Work to be completed
Below are entries. Pull out all lines containing "history".

::: Given data

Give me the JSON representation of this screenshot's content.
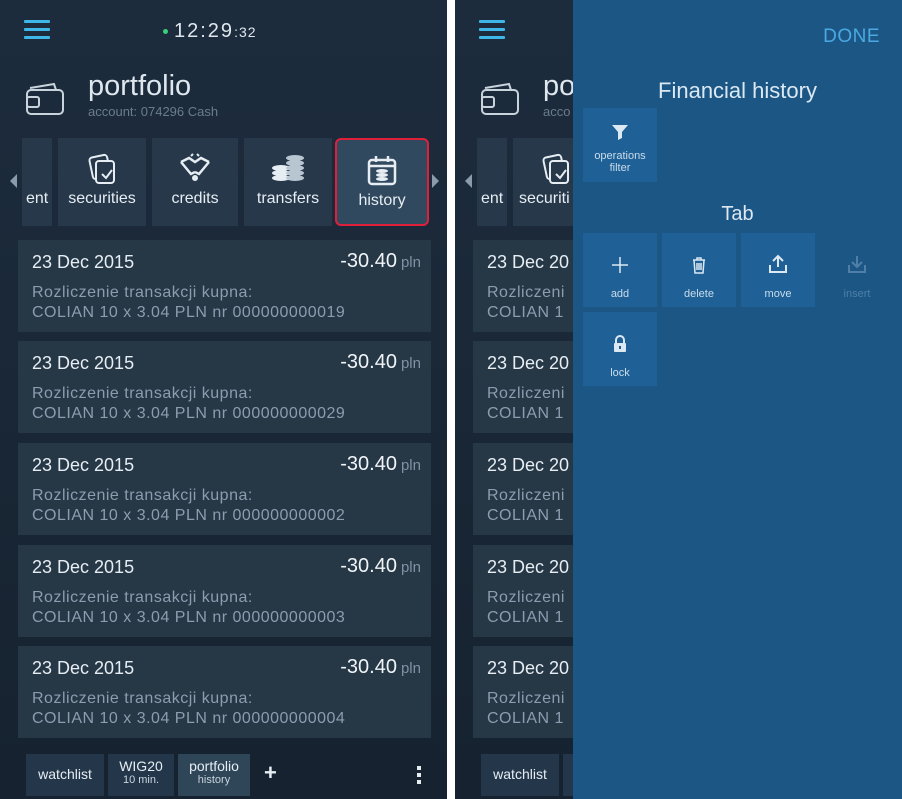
{
  "status": {
    "time_main": "12:29",
    "time_sec": ":32"
  },
  "account": {
    "title": "portfolio",
    "subtitle": "account: 074296 Cash",
    "title_clipped": "po",
    "subtitle_clipped": "acco"
  },
  "tabs": [
    {
      "label": "ent",
      "icon": "partial-tab"
    },
    {
      "label": "securities",
      "icon": "securities-icon"
    },
    {
      "label": "credits",
      "icon": "handshake-icon"
    },
    {
      "label": "transfers",
      "icon": "coins-icon"
    },
    {
      "label": "history",
      "icon": "calendar-history-icon",
      "active": true
    }
  ],
  "tabs_right": [
    {
      "label": "ent"
    },
    {
      "label": "securiti"
    }
  ],
  "transactions": [
    {
      "date": "23 Dec 2015",
      "amount": "-30.40",
      "currency": "pln",
      "line1": "Rozliczenie transakcji kupna:",
      "line2": "COLIAN 10 x 3.04 PLN nr 000000000019",
      "date_clipped": "23 Dec 20",
      "line1_clipped": "Rozliczeni",
      "line2_clipped": "COLIAN 1"
    },
    {
      "date": "23 Dec 2015",
      "amount": "-30.40",
      "currency": "pln",
      "line1": "Rozliczenie transakcji kupna:",
      "line2": "COLIAN 10 x 3.04 PLN nr 000000000029",
      "date_clipped": "23 Dec 20",
      "line1_clipped": "Rozliczeni",
      "line2_clipped": "COLIAN 1"
    },
    {
      "date": "23 Dec 2015",
      "amount": "-30.40",
      "currency": "pln",
      "line1": "Rozliczenie transakcji kupna:",
      "line2": "COLIAN 10 x 3.04 PLN nr 000000000002",
      "date_clipped": "23 Dec 20",
      "line1_clipped": "Rozliczeni",
      "line2_clipped": "COLIAN 1"
    },
    {
      "date": "23 Dec 2015",
      "amount": "-30.40",
      "currency": "pln",
      "line1": "Rozliczenie transakcji kupna:",
      "line2": "COLIAN 10 x 3.04 PLN nr 000000000003",
      "date_clipped": "23 Dec 20",
      "line1_clipped": "Rozliczeni",
      "line2_clipped": "COLIAN 1"
    },
    {
      "date": "23 Dec 2015",
      "amount": "-30.40",
      "currency": "pln",
      "line1": "Rozliczenie transakcji kupna:",
      "line2": "COLIAN 10 x 3.04 PLN nr 000000000004",
      "date_clipped": "23 Dec 20",
      "line1_clipped": "Rozliczeni",
      "line2_clipped": "COLIAN 1"
    }
  ],
  "bottom_tabs": [
    {
      "label": "watchlist",
      "sub": ""
    },
    {
      "label": "WIG20",
      "sub": "10 min."
    },
    {
      "label": "portfolio",
      "sub": "history"
    }
  ],
  "panel": {
    "done": "DONE",
    "title": "Financial history",
    "filter_label_1": "operations",
    "filter_label_2": "filter",
    "section": "Tab",
    "actions": [
      {
        "label": "add",
        "icon": "plus-icon",
        "enabled": true
      },
      {
        "label": "delete",
        "icon": "trash-icon",
        "enabled": true
      },
      {
        "label": "move",
        "icon": "upload-icon",
        "enabled": true
      },
      {
        "label": "insert",
        "icon": "download-icon",
        "enabled": false
      }
    ],
    "lock_label": "lock"
  },
  "colors": {
    "accent": "#3fb6e8",
    "highlight": "#e0203a",
    "panel": "#1b5685",
    "card": "#263746"
  }
}
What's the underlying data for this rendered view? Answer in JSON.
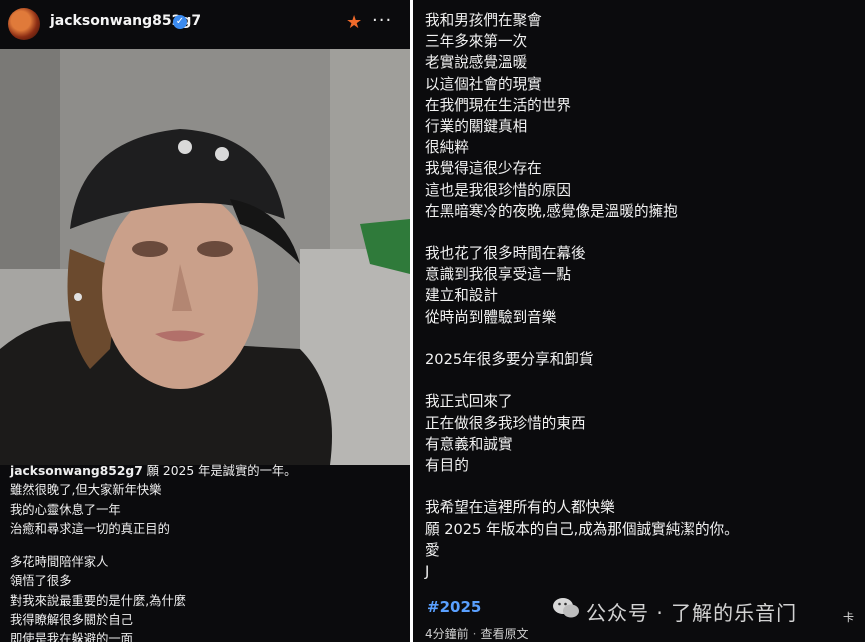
{
  "post": {
    "username": "jacksonwang852g7",
    "caption_lead": "願 2025 年是誠實的一年。",
    "caption_lines": [
      "雖然很晚了,但大家新年快樂",
      "我的心靈休息了一年",
      "治癒和尋求這一切的真正目的"
    ],
    "caption_lines_2": [
      "多花時間陪伴家人",
      "領悟了很多",
      "對我來說最重要的是什麼,為什麼",
      "我得瞭解很多關於自己",
      "即使是我在躲避的一面"
    ]
  },
  "poem": {
    "stanza1": [
      "我和男孩們在聚會",
      "三年多來第一次",
      "老實說感覺溫暖",
      "以這個社會的現實",
      "在我們現在生活的世界",
      "行業的關鍵真相",
      "很純粹",
      "我覺得這很少存在",
      "這也是我很珍惜的原因",
      "在黑暗寒冷的夜晚,感覺像是溫暖的擁抱"
    ],
    "stanza2": [
      "我也花了很多時間在幕後",
      "意識到我很享受這一點",
      "建立和設計",
      "從時尚到體驗到音樂"
    ],
    "stanza3": [
      "2025年很多要分享和卸貨"
    ],
    "stanza4": [
      "我正式回來了",
      "正在做很多我珍惜的東西",
      "有意義和誠實",
      "有目的"
    ],
    "stanza5": [
      "我希望在這裡所有的人都快樂",
      "願 2025 年版本的自己,成為那個誠實純潔的你。",
      "愛",
      "J"
    ]
  },
  "hashtag": "#2025",
  "meta": {
    "time": "4分鐘前",
    "sep": "·",
    "view_original": "查看原文"
  },
  "watermark": {
    "text": "公众号 · 了解的乐音门",
    "edge": "卡"
  },
  "icons": {
    "verified": "verified-badge-icon",
    "star": "star-icon",
    "more": "more-options-icon"
  },
  "colors": {
    "accent_blue": "#5aa0ff",
    "star_orange": "#f06a2a",
    "verified_blue": "#3b8bf0"
  }
}
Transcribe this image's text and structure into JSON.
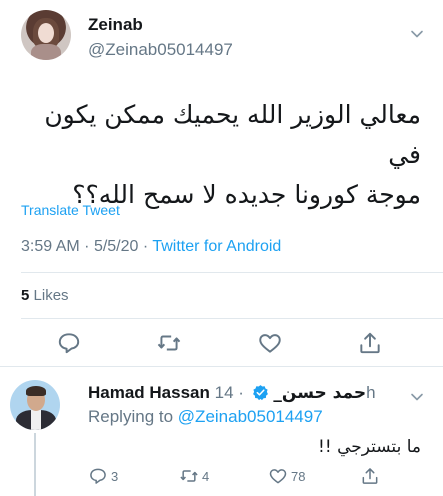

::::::

Solution for this problem
      "label": "history",
      "icon": "calendar-history-icon",
      "sub": "history"
    "title": "Financial history",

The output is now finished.